As a varsity sprinter, I learned the hard way that a properly functioning set of glutes can be a make or break factor in your muscular performance and body’s health.
The glutes are the largest and (ideally) the strongest hip extensor muscles and should lead off the firing pattern of the posterior chain.
If you’ve got a previous muscle imbalance, which is an incredibly strong possibility, then you will be at a disadvantage right out of the gates.
This will carry over when it comes to making sure your glutes are doing the right thing through conventional movements, even if you’re using proper form in those moves.
This is how to give the glutes no choice but to get in gear.
The hip thrust takes the hip extension right down to its element and zeroes in on loading the execution to target the glutes.
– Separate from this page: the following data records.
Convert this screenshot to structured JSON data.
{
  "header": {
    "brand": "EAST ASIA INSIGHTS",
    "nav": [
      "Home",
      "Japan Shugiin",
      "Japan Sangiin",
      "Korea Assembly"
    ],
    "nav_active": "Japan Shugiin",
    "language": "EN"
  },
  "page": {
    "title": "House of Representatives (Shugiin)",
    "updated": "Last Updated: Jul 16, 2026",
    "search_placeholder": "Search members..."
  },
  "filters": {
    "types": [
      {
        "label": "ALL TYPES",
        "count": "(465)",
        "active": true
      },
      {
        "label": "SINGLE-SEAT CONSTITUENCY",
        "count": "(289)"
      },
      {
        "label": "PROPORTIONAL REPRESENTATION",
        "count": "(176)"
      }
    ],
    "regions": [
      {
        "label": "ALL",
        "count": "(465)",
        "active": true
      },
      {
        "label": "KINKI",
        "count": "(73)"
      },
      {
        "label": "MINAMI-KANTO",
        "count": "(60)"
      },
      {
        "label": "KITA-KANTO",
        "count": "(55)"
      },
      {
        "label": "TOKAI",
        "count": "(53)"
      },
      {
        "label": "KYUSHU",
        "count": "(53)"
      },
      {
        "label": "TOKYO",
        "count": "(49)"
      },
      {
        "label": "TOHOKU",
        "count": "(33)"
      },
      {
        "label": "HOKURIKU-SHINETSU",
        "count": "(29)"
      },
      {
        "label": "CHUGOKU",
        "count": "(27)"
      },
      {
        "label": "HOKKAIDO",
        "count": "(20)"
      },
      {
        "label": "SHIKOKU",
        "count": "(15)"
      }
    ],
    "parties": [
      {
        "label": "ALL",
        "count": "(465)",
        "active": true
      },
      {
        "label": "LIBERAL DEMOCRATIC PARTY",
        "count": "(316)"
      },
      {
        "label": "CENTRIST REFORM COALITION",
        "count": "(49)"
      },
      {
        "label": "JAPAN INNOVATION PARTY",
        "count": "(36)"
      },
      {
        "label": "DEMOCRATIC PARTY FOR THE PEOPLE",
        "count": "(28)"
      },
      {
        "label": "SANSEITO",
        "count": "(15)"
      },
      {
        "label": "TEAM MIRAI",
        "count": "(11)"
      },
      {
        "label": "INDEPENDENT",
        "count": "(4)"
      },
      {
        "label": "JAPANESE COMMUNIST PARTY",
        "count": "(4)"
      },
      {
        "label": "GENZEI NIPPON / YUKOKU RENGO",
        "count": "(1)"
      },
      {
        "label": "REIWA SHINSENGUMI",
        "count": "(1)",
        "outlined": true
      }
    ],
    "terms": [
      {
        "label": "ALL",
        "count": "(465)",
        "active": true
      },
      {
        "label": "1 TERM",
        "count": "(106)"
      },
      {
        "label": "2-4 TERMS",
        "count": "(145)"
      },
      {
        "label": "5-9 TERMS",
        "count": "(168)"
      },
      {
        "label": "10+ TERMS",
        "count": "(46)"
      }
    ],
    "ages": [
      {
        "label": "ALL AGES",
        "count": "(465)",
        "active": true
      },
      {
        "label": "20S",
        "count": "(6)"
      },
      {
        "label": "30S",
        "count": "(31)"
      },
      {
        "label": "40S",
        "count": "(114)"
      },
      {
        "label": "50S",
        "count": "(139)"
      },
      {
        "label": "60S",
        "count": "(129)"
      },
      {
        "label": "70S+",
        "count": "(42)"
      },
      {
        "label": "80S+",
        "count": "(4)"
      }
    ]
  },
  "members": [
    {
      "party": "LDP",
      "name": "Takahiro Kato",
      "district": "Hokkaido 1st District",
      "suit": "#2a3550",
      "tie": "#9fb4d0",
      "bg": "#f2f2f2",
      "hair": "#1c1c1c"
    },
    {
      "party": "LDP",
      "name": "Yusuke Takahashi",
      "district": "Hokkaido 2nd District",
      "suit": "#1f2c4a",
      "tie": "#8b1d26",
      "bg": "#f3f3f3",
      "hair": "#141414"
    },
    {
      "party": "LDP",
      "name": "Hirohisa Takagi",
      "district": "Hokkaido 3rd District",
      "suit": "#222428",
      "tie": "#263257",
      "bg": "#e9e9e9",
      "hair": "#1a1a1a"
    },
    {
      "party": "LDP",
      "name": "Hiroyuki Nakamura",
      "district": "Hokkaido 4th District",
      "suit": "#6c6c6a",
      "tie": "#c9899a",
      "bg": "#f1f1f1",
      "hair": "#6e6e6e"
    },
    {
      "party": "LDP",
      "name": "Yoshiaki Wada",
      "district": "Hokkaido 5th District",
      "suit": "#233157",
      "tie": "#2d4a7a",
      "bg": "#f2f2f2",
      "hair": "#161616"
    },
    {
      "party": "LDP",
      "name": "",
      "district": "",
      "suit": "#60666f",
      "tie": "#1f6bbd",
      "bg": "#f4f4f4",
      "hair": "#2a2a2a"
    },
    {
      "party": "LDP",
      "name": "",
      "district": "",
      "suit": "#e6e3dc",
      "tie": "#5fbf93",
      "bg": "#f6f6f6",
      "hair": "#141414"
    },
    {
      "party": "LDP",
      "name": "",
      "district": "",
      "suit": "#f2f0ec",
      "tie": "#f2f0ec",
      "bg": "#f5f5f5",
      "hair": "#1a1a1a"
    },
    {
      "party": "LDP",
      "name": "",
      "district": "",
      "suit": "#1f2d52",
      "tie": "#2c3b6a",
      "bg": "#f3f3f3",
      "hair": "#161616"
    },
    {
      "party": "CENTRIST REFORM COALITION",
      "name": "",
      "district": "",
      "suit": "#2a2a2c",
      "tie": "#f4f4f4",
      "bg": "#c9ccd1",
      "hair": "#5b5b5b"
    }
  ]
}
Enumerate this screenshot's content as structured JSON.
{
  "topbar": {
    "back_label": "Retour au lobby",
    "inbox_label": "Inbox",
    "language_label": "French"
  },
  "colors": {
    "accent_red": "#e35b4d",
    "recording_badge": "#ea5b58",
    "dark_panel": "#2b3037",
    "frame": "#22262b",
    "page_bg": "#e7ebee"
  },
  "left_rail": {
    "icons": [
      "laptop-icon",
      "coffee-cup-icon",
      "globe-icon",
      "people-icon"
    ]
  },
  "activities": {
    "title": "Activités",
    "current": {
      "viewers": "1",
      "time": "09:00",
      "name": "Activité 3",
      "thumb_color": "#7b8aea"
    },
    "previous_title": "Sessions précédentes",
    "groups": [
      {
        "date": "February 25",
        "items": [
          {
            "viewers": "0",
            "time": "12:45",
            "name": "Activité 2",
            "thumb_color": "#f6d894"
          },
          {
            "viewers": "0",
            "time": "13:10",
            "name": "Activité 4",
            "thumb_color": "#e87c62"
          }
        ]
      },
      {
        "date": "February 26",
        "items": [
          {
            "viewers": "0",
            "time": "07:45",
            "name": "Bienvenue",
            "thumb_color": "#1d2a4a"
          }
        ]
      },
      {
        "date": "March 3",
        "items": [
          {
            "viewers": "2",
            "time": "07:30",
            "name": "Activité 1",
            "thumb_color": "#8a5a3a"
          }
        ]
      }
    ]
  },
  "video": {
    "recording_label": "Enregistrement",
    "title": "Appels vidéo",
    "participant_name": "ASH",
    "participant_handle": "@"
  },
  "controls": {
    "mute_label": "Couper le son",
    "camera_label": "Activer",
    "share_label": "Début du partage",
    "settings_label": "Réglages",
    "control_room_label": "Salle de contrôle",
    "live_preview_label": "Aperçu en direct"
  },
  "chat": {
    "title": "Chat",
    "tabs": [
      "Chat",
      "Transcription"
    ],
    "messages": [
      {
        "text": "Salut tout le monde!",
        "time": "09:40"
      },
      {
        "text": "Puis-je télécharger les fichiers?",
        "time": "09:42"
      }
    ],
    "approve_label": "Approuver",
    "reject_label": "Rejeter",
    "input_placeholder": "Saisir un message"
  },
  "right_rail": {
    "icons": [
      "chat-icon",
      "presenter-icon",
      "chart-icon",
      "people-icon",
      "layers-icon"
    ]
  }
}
To do them, set up a bench in a place that will ensure it doesn’t move around. Wrap the bar with a pad or towel for comfort. This will come in handy when the weight gets heavier.
Next, position the bar over the hips and position the feet to be just outside hip width apart. Point the toes slightly outwards. Dig in with the heels and drive the weight upwards. Check out my friend Ben Bruno getting the job done here.
Remember, one of the functions of the glutes is to posteriorly tilt the pelvis. With that said, it’s easy to slip into an overarch (hyperextension) of the back when performing reps of this movement. That’s why it’s important not to go too heavy if stronger glutes are truly your focus. Be sure to maintain activation.
The box squat is a smart choice compared to a typical squat. It can create the needed difference to a squat that’s dominated through the quads due to missed geometrical form or due to different proportions that make targeting the glutes a bit more of a hassle.
It’s important to realize that the more you flex at the knee, the more quadriceps you’ll include in a squat. This can act to mute the glutes’ involvement, especially when they’re not functioning as efficiently as they should be.
With that said, stopping momentum and inhibiting the stretch reflex by using box squats can do plenty to light up the glutes and not have them simply “come along for the ride” via momentum.
If you’re used to deep squatting, it may do you well to avoid using a box that’s so low that it almost compares to your typical squat depth. Instead, try using a box that brings you to a depth just below parallel. This equals less knee flexion and a taut hamstring position that sets the stage beautifully for the glutes to be involved. Check out the video for an example.
This may seem like an odd choice, but hear me out.
Unilateral exercises like lunges and split squats provide an advantage that no bilateral stance movement provides. They’re dynamic in nature and can create a much greater range of motion to be achieved at the hip joint.
In the case of the walking lunge, the fact that the body is travelling forward makes the glute continue working to step through into the next lunge rather than just bearing load at the bottom of each rep. Furthermore, this exercise deserves a place in mention since it’s also usually dumbbell loaded.
When coupled with a split stance, it can be performed for higher reps with less risk for injury. Plus, the load on the lower back is significantly less due to lowered shear forces (there’s no barbell loaded on the back or axial load of any sort).
Walking lunges can serve as a good “finisher” and don’t necessarily need to be placed at the beginning of the workout for efficacy. Using them as a superset to a late movement (like a Romanian Deadlift, for example) would be a smart call. And remember, let assistance exercises like this do their job.
If your goal is to assist the strength of your squats and zero in on your weak glutes, don’t default to using 80 pound dumbbells just because your overall body is strong enough to lift it. That won’t have any carryover to the strength of your big lifts in any case. It doesn’t take too much weight to really hit the right muscles and get a great benefit from the move.
To contrast, I have a 435 pound back squat and a 550 pound deadlift, and have never lunged with more than 40lb dumbbells in my hands.
Honorable Mention: Tennis Ball Glute Bridges
Like I said at the outset, sometimes you need to strip things down to the simple basics in order to get things to work the right way and build your foundation. In the case of gluteal firing, bodyweight could be all you need to ensure the muscles are being used.
Adding a simple tennis ball can be the humbling element that makes you rethink your entire strategy. View the video below. The role of the tennis ball tucked in the hip fold is to activate the psoas muscle on that leg. That will counter the posterior tilting that the glutes are responsible for.
Thus, it will make them have to work even harder to achieve full hip extension to overcome this. If you can perform sets while achieving full extension without losing the ball, your entire hip capsule will show to be in good working order.
It takes something far less than a “meathead” approach when hitting the glutes. A carefully engineered program will get you closer to your goals than trying to go all out with squats or deadlifts. Even if it means taking a 4 week phase that goes lighter on the big stuff, take the opportunity to use the exercises above to correct your weak links.
If you don’t work on the foundation now, it’ll expose a bigger problem in the future.